AFTERWARDS: REGISTERS (t=0, t2=x[0], y=0), OUTPUT: y[0]=0

Second Cycle (n=1):

BEFORE: INPUT (x=x[1], b); REGISTERS (t=0, t2=x[0], y=y[0])

y <= t + t2;      ==     0  +  x[0]
t <= mult(y, b);  ==  y[0]  *  b
t2 <= x           ==  x[1]

AFTERWARDS: REGISTERS (t=y[0]*b, t2=x[1], y=x[0]), OUTPUT: y[1]=x[0]

Third Cycle (n=2):

BEFORE: INPUT (x=x[2], b); REGISTERS (t=y[0]*b, t2=x[1], y=y[1])

y <= t + t2;      ==  y[0]*b +  x[1]
t <= mult(y, b);  ==  y[1]   *  b
t2 <= x           ==  x[2]

AFTERWARDS: REGISTERS (t=y[1]*b, t2=x[2], y=y[0]*b+x[1]), OUTPUT: y[2]=y[0]*b+x[1]

Fourth Cycle (n=3):

BEFORE: INPUT (x=x[3], b); REGISTERS (t=y[1]*b, t2=x[2], y=y[2])

y <= t + t2;      ==  y[1]*b +  x[2]
t <= mult(y, b);  ==  y[2]   *  b
t2 <= x           ==  x[3]

AFTERWARDS: REGISTERS (t=y[2]*b, t2=x[3], y=y[1]*b+x[2]), OUTPUT: y[3]=y[1]*b+x[2]

We can see, that beginning with cylce n=2 we get the following output:


which is equivalent to

y[n]=y[n-2]*b + x[n-1]
y[n]=y[n-1-l]*b1 + x[n-l],  where l = 1
y[n+l]=y[n-1]*b1 + x[n],  where l = 1

As mentioned above we introduce an additional lag of l=1 cycles.
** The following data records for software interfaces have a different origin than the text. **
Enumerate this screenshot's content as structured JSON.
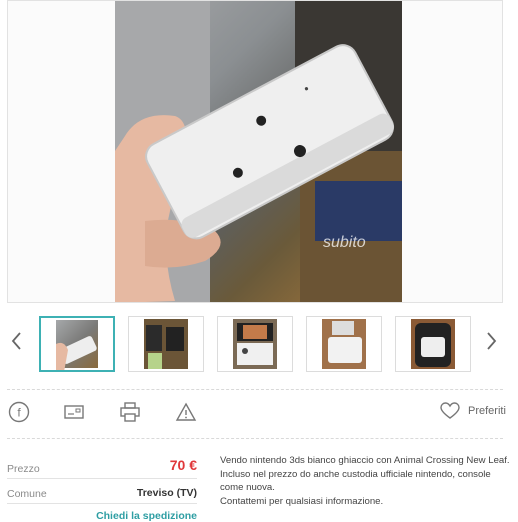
{
  "gallery": {
    "watermark": "subito",
    "thumbnails": [
      {
        "label": "nintendo-3ds-open",
        "active": true
      },
      {
        "label": "3ds-box-and-case",
        "active": false
      },
      {
        "label": "3ds-screen-on",
        "active": false
      },
      {
        "label": "3ds-closed-white",
        "active": false
      },
      {
        "label": "3ds-in-case",
        "active": false
      }
    ],
    "prev_icon": "chevron-left-icon",
    "next_icon": "chevron-right-icon"
  },
  "actions": {
    "icons": [
      "facebook-icon",
      "message-icon",
      "print-icon",
      "warning-icon"
    ],
    "favorite_label": "Preferiti"
  },
  "details": {
    "price_label": "Prezzo",
    "price_value": "70 €",
    "town_label": "Comune",
    "town_value": "Treviso (TV)",
    "shipping_link": "Chiedi la spedizione"
  },
  "description": {
    "line1": "Vendo nintendo 3ds bianco ghiaccio con Animal Crossing New Leaf. Incluso nel prezzo do anche custodia ufficiale nintendo, console come nuova.",
    "line2": "Contattemi per qualsiasi informazione."
  },
  "colors": {
    "accent": "#3db1b4",
    "price": "#e0373a",
    "link": "#2e9ea3"
  }
}
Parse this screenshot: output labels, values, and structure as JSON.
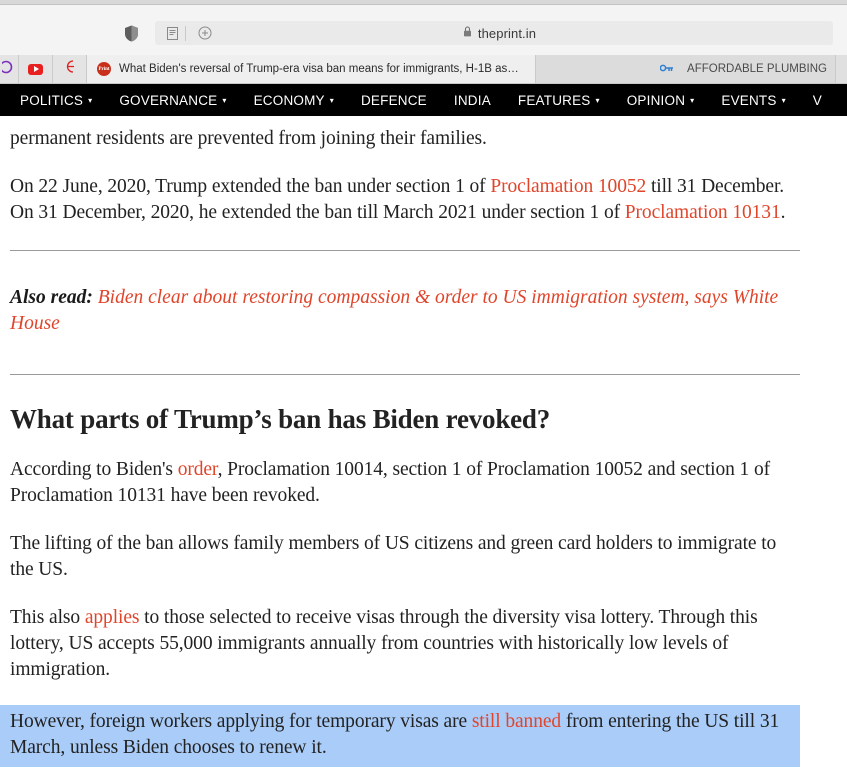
{
  "browser": {
    "url": "theprint.in",
    "lock_icon": "padlock-icon",
    "shield_icon": "shield-icon",
    "reader_icon": "reader-view-icon",
    "zoom_icon": "zoom-in-icon",
    "tabs": [
      {
        "title": "What Biden's reversal of Trump-era visa ban means for immigrants, H-1B asp…",
        "favicon": "theprint-favicon",
        "active": true
      },
      {
        "title": "AFFORDABLE PLUMBING",
        "favicon": "key-icon",
        "active": false
      }
    ],
    "pinned_tabs": [
      {
        "favicon": "purple-circle-icon"
      },
      {
        "favicon": "youtube-icon"
      },
      {
        "favicon": "red-crescent-icon"
      }
    ]
  },
  "site_nav": {
    "items": [
      {
        "label": "POLITICS",
        "has_dropdown": true
      },
      {
        "label": "GOVERNANCE",
        "has_dropdown": true
      },
      {
        "label": "ECONOMY",
        "has_dropdown": true
      },
      {
        "label": "DEFENCE",
        "has_dropdown": false
      },
      {
        "label": "INDIA",
        "has_dropdown": false
      },
      {
        "label": "FEATURES",
        "has_dropdown": true
      },
      {
        "label": "OPINION",
        "has_dropdown": true
      },
      {
        "label": "EVENTS",
        "has_dropdown": true
      },
      {
        "label": "V",
        "has_dropdown": false
      }
    ],
    "caret_glyph": "▾"
  },
  "article": {
    "para_top": {
      "text": "permanent residents are prevented from joining their families."
    },
    "para_proclamations": {
      "part1": "On 22 June, 2020, Trump extended the ban under section 1 of ",
      "link1": "Proclamation 10052",
      "part2": " till 31 December. On 31 December, 2020, he extended the ban till March 2021 under section 1 of ",
      "link2": "Proclamation 10131",
      "part3": "."
    },
    "also_read": {
      "label": "Also read:",
      "link": "Biden clear about restoring compassion & order to US immigration system, says White House"
    },
    "heading": "What parts of Trump’s ban has Biden revoked?",
    "para_order": {
      "part1": "According to Biden's ",
      "link1": "order",
      "part2": ", Proclamation 10014, section 1 of Proclamation 10052 and section 1 of Proclamation 10131 have been revoked."
    },
    "para_lifting": {
      "text": "The lifting of the ban allows family members of US citizens and green card holders to immigrate to the US."
    },
    "para_lottery": {
      "part1": "This also ",
      "link1": "applies",
      "part2": " to those selected to receive visas through the diversity visa lottery. Through this lottery, US accepts 55,000 immigrants annually from countries with historically low levels of immigration."
    },
    "para_selected": {
      "part1": "However, foreign workers applying for temporary visas are ",
      "link1": "still banned",
      "part2": " from entering the US till 31 March, unless Biden chooses to renew it."
    }
  },
  "colors": {
    "link": "#e0452b",
    "selection": "#aaccf8",
    "nav_bg": "#000000",
    "text": "#222222"
  }
}
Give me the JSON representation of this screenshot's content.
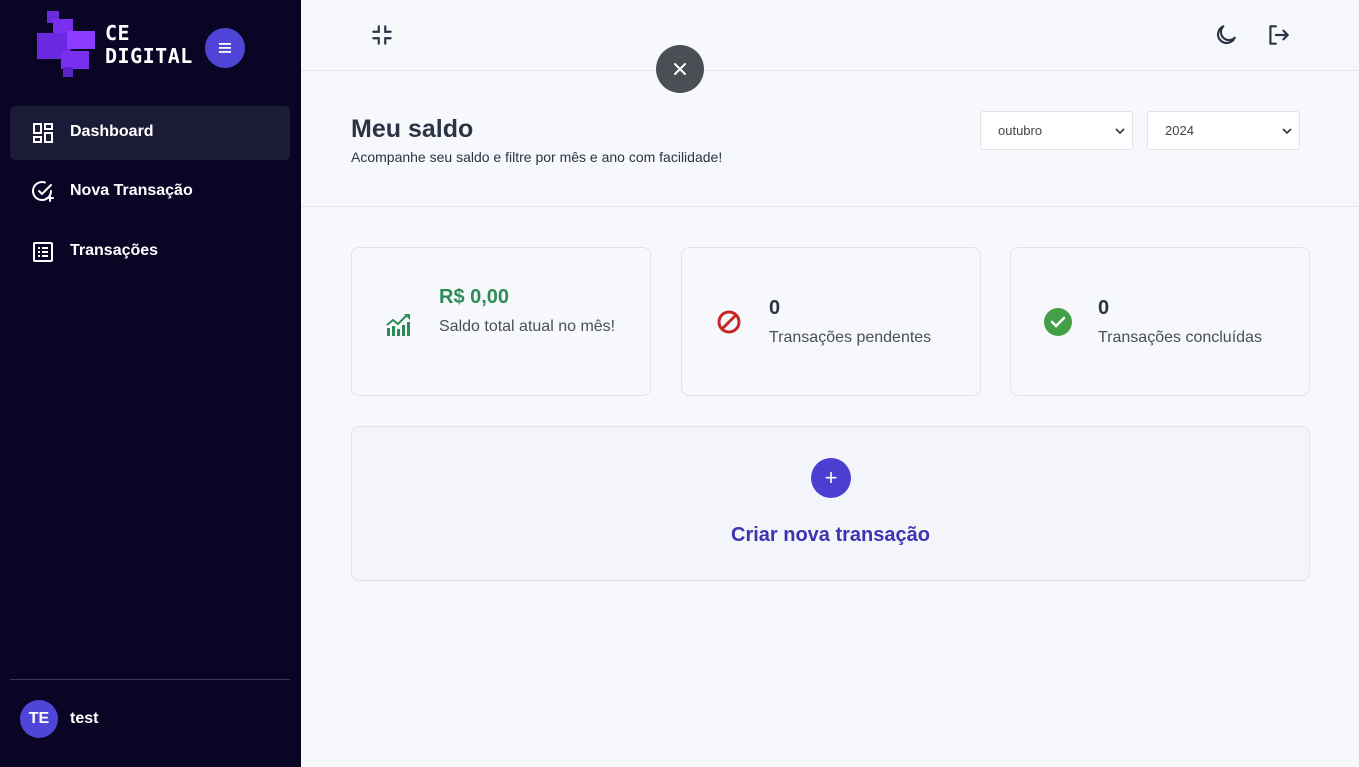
{
  "brand": {
    "line1": "CE",
    "line2": "DIGITAL",
    "accent": "#4f46d8"
  },
  "sidebar": {
    "items": [
      {
        "label": "Dashboard",
        "icon": "dashboard-grid-icon",
        "active": true
      },
      {
        "label": "Nova Transação",
        "icon": "check-circle-plus-icon",
        "active": false
      },
      {
        "label": "Transações",
        "icon": "list-document-icon",
        "active": false
      }
    ],
    "user": {
      "initials": "TE",
      "name": "test"
    }
  },
  "header": {
    "icons": [
      "collapse-icon",
      "close-icon",
      "moon-icon",
      "logout-icon"
    ]
  },
  "page": {
    "title": "Meu saldo",
    "subtitle": "Acompanhe seu saldo e filtre por mês e ano com facilidade!",
    "month_select": "outubro",
    "year_select": "2024"
  },
  "cards": [
    {
      "value": "R$ 0,00",
      "label": "Saldo total atual no mês!",
      "icon": "chart-up-icon",
      "color": "#2e8b57"
    },
    {
      "value": "0",
      "label": "Transações pendentes",
      "icon": "prohibited-icon",
      "color": "#c62828"
    },
    {
      "value": "0",
      "label": "Transações concluídas",
      "icon": "check-circle-icon",
      "color": "#43a047"
    }
  ],
  "create": {
    "label": "Criar nova transação",
    "button": "+"
  }
}
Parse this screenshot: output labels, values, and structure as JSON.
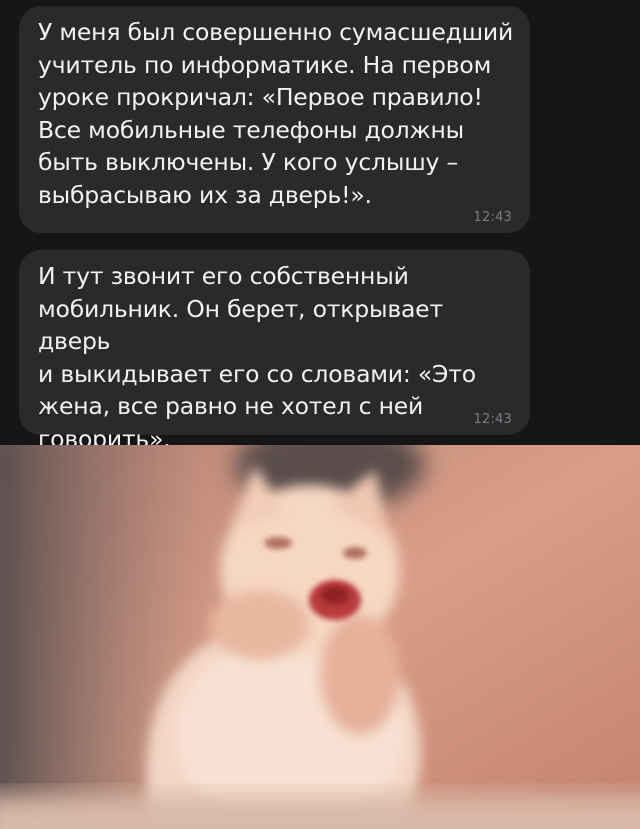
{
  "messages": [
    {
      "text": "У меня был совершенно сумасшедший\nучитель по информатике. На первом\nуроке прокричал: «Первое правило!\nВсе мобильные телефоны должны\nбыть выключены. У кого услышу –\nвыбрасываю их за дверь!».",
      "time": "12:43"
    },
    {
      "text": "И тут звонит его собственный\nмобильник. Он берет, открывает дверь\nи выкидывает его со словами: «Это\nжена, все равно не хотел с ней\nговорить».",
      "time": "12:43"
    }
  ],
  "colors": {
    "chat_background": "#161618",
    "bubble": "#2a2a2d",
    "text": "#f2f2f2",
    "time": "#7c7c80"
  },
  "image": {
    "icon": "laughing-cat-photo"
  }
}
That means that your output y[n] is delayed by lag l=1. That means the output data is equivalent but is delayed by one "index". To be more clear: The output data delayed be 2 cycles, as one (normal) clock cycle is needed and 1 additional (lag l=1) clock cycle is added for the intermediate stage.

Here is a sketch to graphically depict how the data flows:

sketch of data flow

PS: Thank you for having a close look at my code. So I learned something, too! ;-) Let me know if this version is correct or if you see any more issues.